Problem: Where does "example" appear in the data? Return each line that holds it.

(Dataset rows describing interfaces)
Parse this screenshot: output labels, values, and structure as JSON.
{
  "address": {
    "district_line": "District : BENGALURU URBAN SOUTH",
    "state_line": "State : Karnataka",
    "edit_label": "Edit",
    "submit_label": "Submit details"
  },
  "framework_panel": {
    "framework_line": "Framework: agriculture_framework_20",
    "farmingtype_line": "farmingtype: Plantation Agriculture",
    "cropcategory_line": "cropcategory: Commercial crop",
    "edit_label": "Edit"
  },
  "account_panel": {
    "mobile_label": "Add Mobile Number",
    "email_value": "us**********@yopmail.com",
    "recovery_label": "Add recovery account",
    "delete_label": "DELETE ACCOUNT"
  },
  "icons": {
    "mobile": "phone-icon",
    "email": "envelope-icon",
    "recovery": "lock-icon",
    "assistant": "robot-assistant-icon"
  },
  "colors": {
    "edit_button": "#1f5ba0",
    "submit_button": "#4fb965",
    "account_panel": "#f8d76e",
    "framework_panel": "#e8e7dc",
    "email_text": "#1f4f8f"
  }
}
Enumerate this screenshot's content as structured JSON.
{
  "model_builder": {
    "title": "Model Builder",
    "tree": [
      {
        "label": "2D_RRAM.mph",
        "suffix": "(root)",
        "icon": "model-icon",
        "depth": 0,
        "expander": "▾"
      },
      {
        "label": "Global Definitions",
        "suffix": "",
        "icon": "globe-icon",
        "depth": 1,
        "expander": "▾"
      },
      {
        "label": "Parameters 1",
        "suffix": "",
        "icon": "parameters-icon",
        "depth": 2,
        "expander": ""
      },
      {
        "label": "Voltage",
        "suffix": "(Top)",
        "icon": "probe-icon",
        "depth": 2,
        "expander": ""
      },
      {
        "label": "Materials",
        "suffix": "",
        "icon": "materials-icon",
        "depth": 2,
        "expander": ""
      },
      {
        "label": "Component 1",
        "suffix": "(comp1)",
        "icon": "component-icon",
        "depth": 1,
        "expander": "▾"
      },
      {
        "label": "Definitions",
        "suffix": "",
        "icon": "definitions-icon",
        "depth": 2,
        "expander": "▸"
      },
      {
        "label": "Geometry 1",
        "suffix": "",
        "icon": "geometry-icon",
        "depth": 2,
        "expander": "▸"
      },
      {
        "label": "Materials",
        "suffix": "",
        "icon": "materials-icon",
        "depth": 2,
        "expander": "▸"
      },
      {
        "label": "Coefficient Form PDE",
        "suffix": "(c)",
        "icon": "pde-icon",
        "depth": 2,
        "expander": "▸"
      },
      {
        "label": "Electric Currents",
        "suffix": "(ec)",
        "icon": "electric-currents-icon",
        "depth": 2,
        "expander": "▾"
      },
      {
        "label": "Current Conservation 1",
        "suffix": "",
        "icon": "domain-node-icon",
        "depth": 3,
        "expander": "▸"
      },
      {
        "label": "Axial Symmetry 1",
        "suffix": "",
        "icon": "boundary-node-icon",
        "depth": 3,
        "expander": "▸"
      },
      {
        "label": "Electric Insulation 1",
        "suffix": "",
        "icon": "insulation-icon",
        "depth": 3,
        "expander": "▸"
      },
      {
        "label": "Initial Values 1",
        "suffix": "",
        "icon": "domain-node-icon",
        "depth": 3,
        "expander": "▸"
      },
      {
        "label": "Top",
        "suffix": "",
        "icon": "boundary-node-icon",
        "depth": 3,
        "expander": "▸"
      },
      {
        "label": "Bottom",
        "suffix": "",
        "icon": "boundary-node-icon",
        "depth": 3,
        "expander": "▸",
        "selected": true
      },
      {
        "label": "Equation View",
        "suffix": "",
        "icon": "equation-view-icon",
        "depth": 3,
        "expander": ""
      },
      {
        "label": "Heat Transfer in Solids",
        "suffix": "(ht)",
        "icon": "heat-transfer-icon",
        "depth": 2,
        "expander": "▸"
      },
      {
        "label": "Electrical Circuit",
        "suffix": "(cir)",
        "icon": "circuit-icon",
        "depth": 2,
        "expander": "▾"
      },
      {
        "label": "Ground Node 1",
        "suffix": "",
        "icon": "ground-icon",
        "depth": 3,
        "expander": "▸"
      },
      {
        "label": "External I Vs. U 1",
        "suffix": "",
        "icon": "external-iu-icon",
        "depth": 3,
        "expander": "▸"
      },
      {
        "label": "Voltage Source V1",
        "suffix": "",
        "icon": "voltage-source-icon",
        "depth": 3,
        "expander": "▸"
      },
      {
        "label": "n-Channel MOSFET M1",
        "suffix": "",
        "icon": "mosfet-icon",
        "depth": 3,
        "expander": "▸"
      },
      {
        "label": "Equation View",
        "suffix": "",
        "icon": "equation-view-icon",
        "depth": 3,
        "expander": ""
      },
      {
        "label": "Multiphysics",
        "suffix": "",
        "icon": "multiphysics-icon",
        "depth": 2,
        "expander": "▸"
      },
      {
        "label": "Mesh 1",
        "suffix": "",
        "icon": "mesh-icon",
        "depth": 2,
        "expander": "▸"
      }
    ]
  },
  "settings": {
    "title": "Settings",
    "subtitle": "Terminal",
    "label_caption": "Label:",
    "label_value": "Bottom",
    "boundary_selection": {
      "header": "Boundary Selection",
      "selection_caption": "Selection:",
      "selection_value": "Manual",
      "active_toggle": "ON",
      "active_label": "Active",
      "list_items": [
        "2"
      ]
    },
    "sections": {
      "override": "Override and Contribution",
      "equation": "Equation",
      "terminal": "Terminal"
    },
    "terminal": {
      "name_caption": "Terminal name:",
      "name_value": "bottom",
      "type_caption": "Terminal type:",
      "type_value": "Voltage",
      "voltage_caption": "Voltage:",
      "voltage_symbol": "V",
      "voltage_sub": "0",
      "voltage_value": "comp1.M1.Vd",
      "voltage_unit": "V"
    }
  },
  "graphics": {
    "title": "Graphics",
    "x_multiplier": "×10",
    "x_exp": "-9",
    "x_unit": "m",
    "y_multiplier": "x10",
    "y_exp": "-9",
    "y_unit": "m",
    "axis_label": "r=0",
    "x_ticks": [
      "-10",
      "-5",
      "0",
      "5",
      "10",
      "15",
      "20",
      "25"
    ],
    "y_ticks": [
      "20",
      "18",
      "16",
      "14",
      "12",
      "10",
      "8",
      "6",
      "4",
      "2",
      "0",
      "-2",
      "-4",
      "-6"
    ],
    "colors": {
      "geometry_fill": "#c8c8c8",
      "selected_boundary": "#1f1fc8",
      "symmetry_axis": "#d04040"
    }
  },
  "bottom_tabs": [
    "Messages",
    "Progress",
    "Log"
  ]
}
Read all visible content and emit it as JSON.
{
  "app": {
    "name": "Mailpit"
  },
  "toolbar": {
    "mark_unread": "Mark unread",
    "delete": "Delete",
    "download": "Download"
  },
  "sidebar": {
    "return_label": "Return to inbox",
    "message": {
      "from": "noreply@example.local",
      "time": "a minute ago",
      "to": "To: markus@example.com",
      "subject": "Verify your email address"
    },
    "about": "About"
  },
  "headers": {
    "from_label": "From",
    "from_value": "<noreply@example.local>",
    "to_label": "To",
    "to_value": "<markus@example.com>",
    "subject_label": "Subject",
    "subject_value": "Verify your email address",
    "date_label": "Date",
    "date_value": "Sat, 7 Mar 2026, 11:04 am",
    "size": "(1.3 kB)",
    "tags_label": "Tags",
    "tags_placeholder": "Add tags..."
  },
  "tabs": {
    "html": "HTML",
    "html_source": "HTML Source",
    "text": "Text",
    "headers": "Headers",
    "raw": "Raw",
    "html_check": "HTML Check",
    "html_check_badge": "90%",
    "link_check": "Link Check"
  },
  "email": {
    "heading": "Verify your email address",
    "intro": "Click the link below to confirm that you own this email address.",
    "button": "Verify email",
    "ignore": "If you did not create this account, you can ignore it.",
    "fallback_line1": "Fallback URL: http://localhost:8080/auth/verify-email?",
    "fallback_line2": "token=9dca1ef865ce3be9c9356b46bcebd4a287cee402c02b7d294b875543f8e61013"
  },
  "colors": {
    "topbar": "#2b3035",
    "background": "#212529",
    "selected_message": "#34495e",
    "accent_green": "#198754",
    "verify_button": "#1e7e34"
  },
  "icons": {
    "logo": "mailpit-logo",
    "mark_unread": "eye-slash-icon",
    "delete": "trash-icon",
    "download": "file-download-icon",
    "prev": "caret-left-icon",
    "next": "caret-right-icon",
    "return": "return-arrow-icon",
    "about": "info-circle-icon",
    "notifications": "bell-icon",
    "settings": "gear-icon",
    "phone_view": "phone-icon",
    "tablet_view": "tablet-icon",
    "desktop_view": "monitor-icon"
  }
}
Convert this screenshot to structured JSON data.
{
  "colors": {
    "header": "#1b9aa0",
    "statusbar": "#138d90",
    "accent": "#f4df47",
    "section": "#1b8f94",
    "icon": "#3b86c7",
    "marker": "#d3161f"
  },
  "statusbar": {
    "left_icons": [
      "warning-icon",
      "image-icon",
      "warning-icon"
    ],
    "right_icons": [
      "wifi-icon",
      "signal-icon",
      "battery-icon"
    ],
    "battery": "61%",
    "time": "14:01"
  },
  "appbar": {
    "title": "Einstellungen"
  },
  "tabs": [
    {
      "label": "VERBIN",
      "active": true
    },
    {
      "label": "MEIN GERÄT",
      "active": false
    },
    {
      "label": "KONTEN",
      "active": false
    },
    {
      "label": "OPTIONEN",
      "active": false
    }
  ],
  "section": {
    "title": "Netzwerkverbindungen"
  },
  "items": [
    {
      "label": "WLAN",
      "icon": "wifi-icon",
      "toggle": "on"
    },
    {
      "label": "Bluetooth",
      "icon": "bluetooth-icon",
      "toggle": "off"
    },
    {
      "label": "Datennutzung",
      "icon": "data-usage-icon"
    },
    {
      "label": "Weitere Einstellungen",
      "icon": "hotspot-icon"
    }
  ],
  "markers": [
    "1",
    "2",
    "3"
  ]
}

Solution to this task:
      "from": "noreply@example.local",
      "to": "To: markus@example.com",
    "from_value": "<noreply@example.local>",
    "to_value": "<markus@example.com>",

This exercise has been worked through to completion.